Some users’ concerns have been alleviated by the quick response, but others are still concerned about the deal. DuckDuckGo still provides more privacy protection than the majority of popular browsers, but not as much as some users had hoped.
DuckDuckGo, the self-styled “internet privacy company” which, for years, has built a brand around a claim of non-tracking web search and, more recently, launched its own ‘private’ browser with built-in tracker blocking has found itself in hot water after a researcher found hidden limits on its tracking protection that create a carve-out for certain advertising data requests by its search syndication partner, Microsoft.
Late yesterday, the researcher in question, Zach Edwards, tweeted the findings of his audit saying he had found DDG’s mobile browsers do not block advertising requests made by Microsoft scripts on non-Microsoft web properties.
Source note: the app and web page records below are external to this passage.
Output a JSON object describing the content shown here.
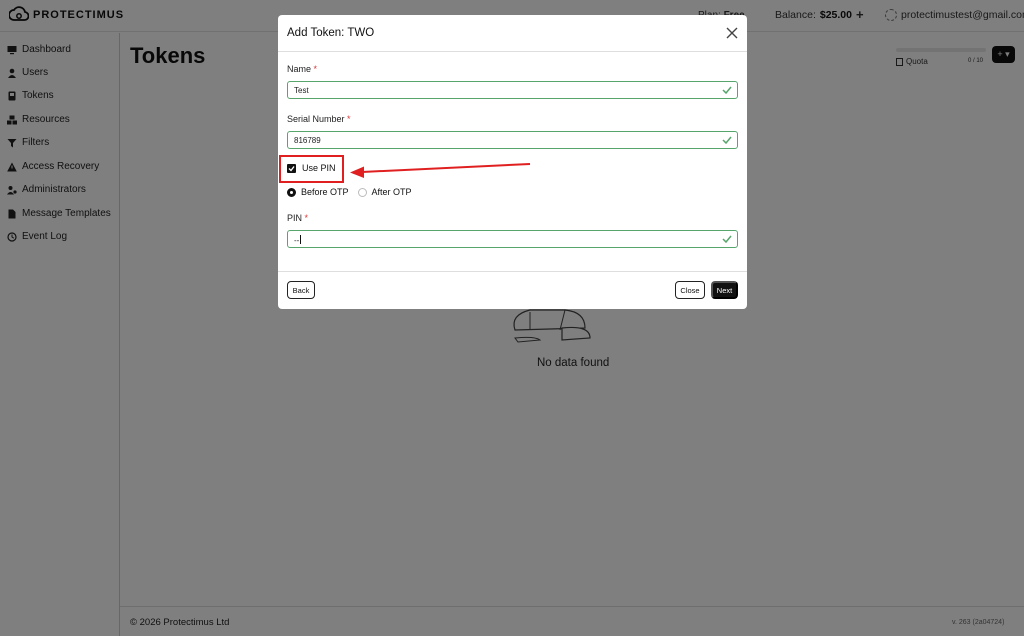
{
  "app": {
    "logo_text": "PROTECTIMUS",
    "plan_label": "Plan:",
    "plan_value": "Free",
    "balance_label": "Balance:",
    "balance_value": "$25.00",
    "balance_add": "+",
    "account_email": "protectimustest@gmail.com",
    "accent_color": "#111111",
    "valid_color": "#58a56c",
    "required_color": "#d9383a",
    "annotation_color": "#e02020"
  },
  "sidebar": {
    "items": [
      {
        "label": "Dashboard",
        "icon": "monitor-icon"
      },
      {
        "label": "Users",
        "icon": "user-icon"
      },
      {
        "label": "Tokens",
        "icon": "token-icon"
      },
      {
        "label": "Resources",
        "icon": "cubes-icon"
      },
      {
        "label": "Filters",
        "icon": "filter-icon"
      },
      {
        "label": "Access Recovery",
        "icon": "warning-icon"
      },
      {
        "label": "Administrators",
        "icon": "users-cog-icon"
      },
      {
        "label": "Message Templates",
        "icon": "file-icon"
      },
      {
        "label": "Event Log",
        "icon": "history-icon"
      }
    ]
  },
  "main": {
    "title": "Tokens",
    "quota_label": "Quota",
    "quota_count": "0 / 10",
    "add_button": "+ ▾",
    "empty_text": "No data found"
  },
  "footer": {
    "copyright": "© 2026 Protectimus Ltd",
    "version": "v. 263 (2a04724)"
  },
  "modal": {
    "title": "Add Token: TWO",
    "name_label": "Name",
    "name_value": "Test",
    "serial_label": "Serial Number",
    "serial_value": "816789",
    "use_pin_label": "Use PIN",
    "use_pin_checked": true,
    "pin_position_options": [
      "Before OTP",
      "After OTP"
    ],
    "pin_position_selected": "Before OTP",
    "pin_label": "PIN",
    "pin_value": "--",
    "required_mark": "*",
    "back_button": "Back",
    "close_button": "Close",
    "next_button": "Next"
  }
}
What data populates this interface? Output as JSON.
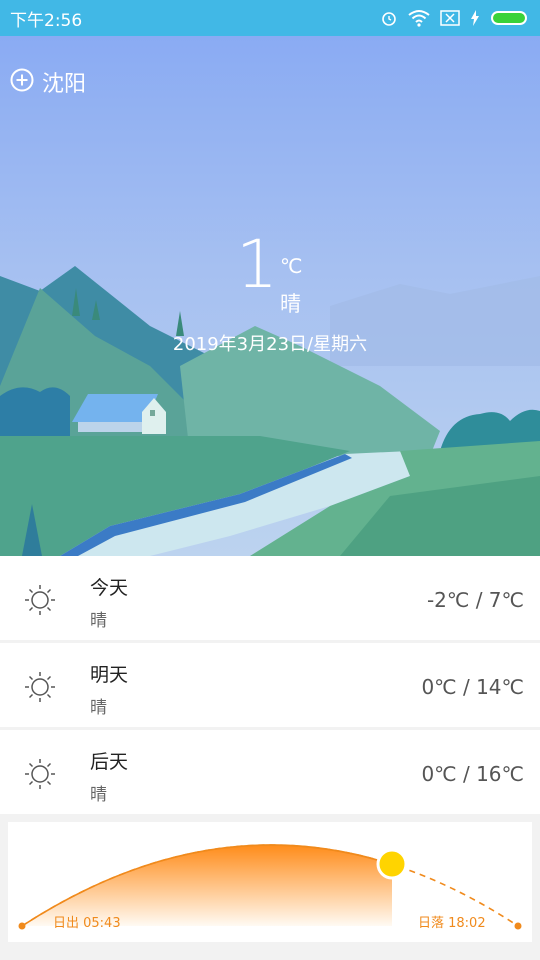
{
  "status_bar": {
    "time": "下午2:56",
    "icons": [
      "alarm-icon",
      "wifi-icon",
      "sim-icon",
      "charging-icon",
      "battery-icon"
    ],
    "color": "#41b8e6"
  },
  "location": {
    "city": "沈阳",
    "add_icon": "plus-circle-icon"
  },
  "current": {
    "temperature": "1",
    "unit": "℃",
    "condition": "晴",
    "date": "2019年3月23日/星期六"
  },
  "forecast": [
    {
      "day": "今天",
      "condition": "晴",
      "range": "-2℃ / 7℃",
      "icon": "sun-icon"
    },
    {
      "day": "明天",
      "condition": "晴",
      "range": "0℃ / 14℃",
      "icon": "sun-icon"
    },
    {
      "day": "后天",
      "condition": "晴",
      "range": "0℃ / 16℃",
      "icon": "sun-icon"
    }
  ],
  "sun": {
    "sunrise": "日出 05:43",
    "sunset": "日落 18:02",
    "accent": "#f08a1c",
    "sun_color": "#ffd400"
  }
}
Edwards tested browser data flows on a Facebook-owned site, Workplace.com, and found that while DDG informed users it had blocked Google and Facebook trackers, it did not prevent Microsoft from receiving data flows linked to their browsing on the non-Microsoft website.
DuckDuckGo comes amid growing awareness of how the stakes of online surveillance are rising as signs mount that the US Supreme Court will overturn Roe v. Wade’s abortion rights protections. If Roe is overturned, law enforcement and private litigants will be able to use technology to monitor those seeking abortions. In addition, more than 40 members of Congress have asked Google to stop tracking location data in Android in advance of a potential Roe v. Wade decision.
In other privacy news, we looked at how the European Union’s General Data Protection Regulation has failed to meaningfully curb Big Tech’s privacy abuses four years after its passage. Australia’s digital driver’s licenses turn out to be far too easy to forget. China has been saber-rattling with accusations about American cyber espionage.